nasrudin's picture
Submitted by nasrudin on

...but I've done a bit of studying and a lot of reading, some before my direct experience, much more after. Zero university education on the subject -- I matriculated at Benning School for Boys and a few other deep-South bastions of "military science," and Huachuca, Yuma, Carson and Panama before practicing my counter-revolutionary craft (Infantry Operations and Intelligence) in Vietnam and Laos.

It's certain that if the French had stopped oppressing the people of "Indochina" and left -- respecting the locals' right to choose their own government -- there would have been no violence to accomplish those ends. The movement that eventually defeated the French, Japanese, and American imperial designs was willing to use whatever means were necessary, making enormous sacrifices, across generations, to rid themselves of rule by powers who were stronger in numbers, wealth, arms, training -- stronger in everything but their politics and their resolve.

I've always admired the courage of true pacifists, and adherents to non-violence -- the Quakers, Gandhi, MLK, etc. -- who were willing to risk their freedom, bodies, and lives in acts of civil disobedience. In several cases I was an active supporter, sometimes an active participant -- but I've never believed that those who control the major political parties in the US will hesitate to use violence to protect (and increase) their political and economic power, or even to prevent any reform substantive enough to relieve economic injustice.

MLK's assassination -- exactly one year after his "A Time to Break Silence" speech, excoriating US politics, declaring "...an edifice which produces beggars needs restructuring" -- is an example.

Emma Goldman said if voting could change anything, it would be illegal. I believe that's true in the US, not just since "Citizens United," but for more than a century.

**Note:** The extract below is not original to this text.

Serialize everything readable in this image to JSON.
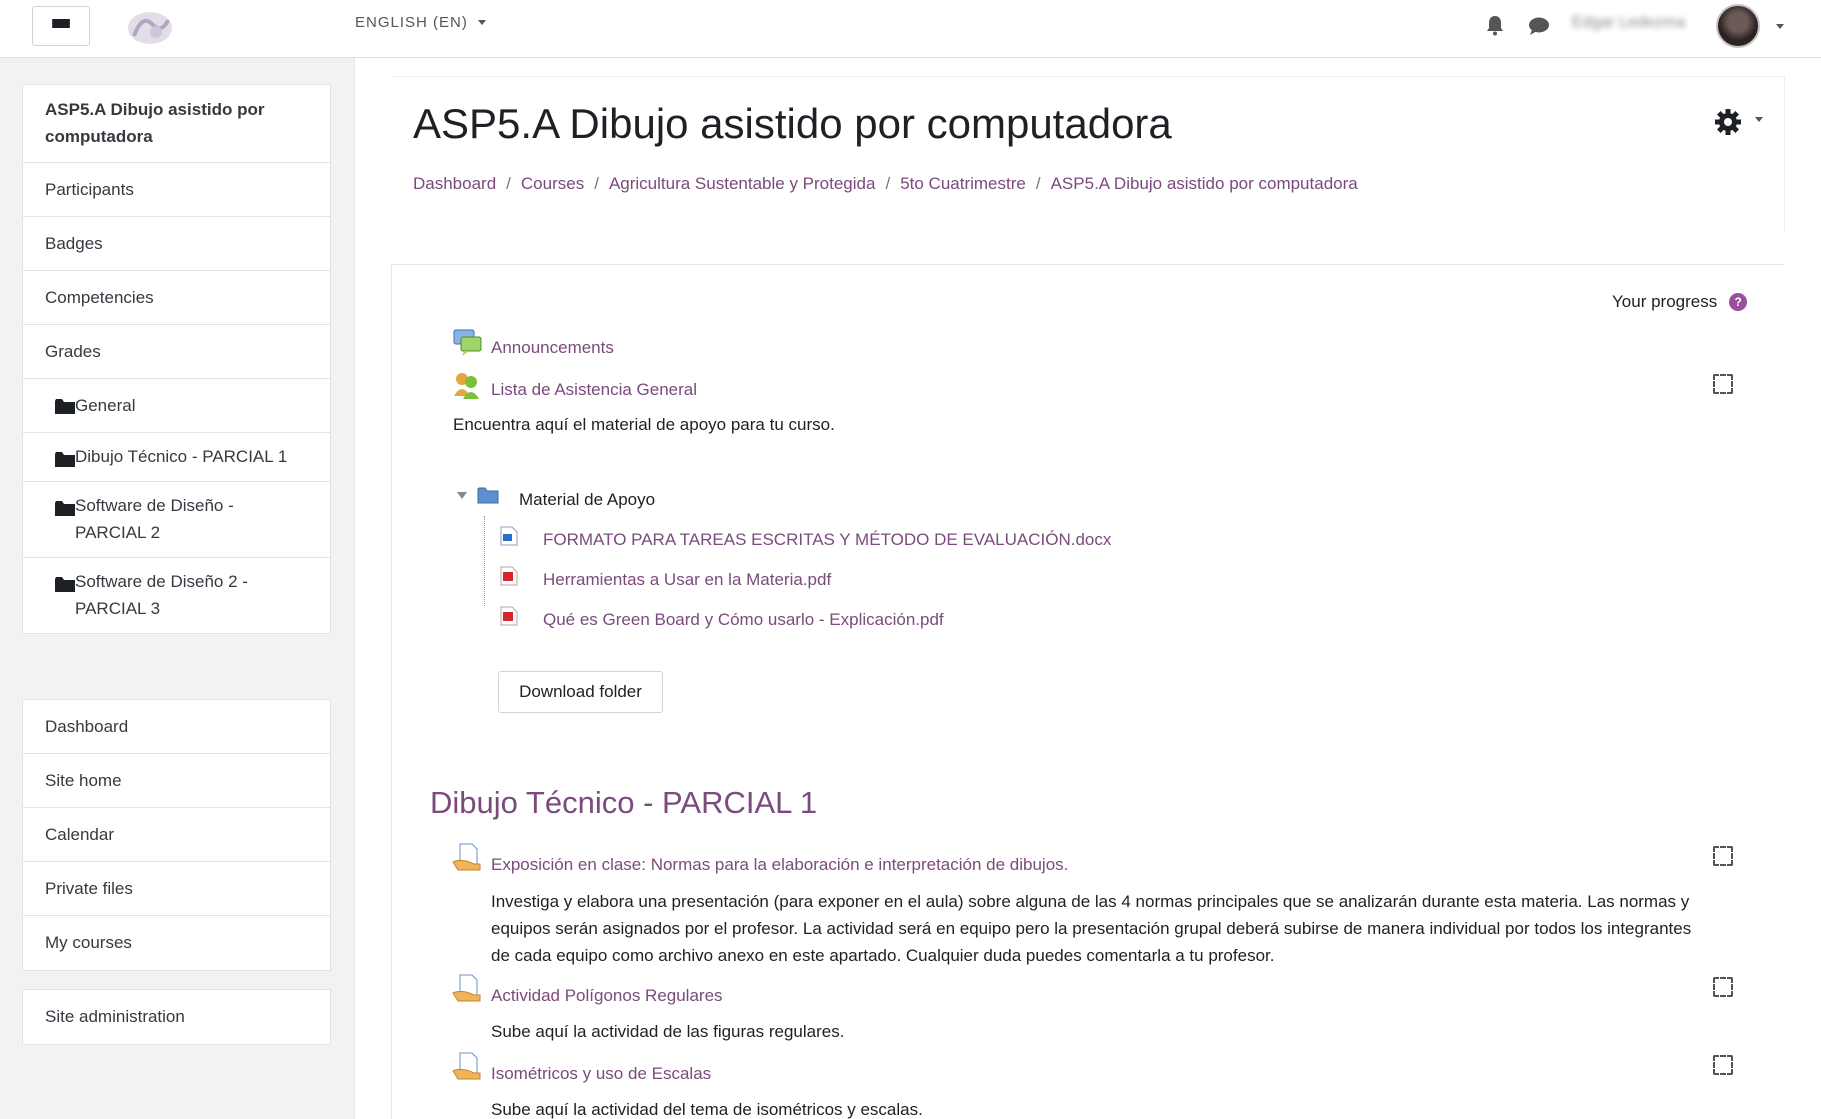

King's contemporary Malcolm X (also assassinated) talked about the ballot or the bullet. He also said:
"If you give people a thorough understanding of what it is that confronts them, and the basic causes that produce it, they'll create their own program."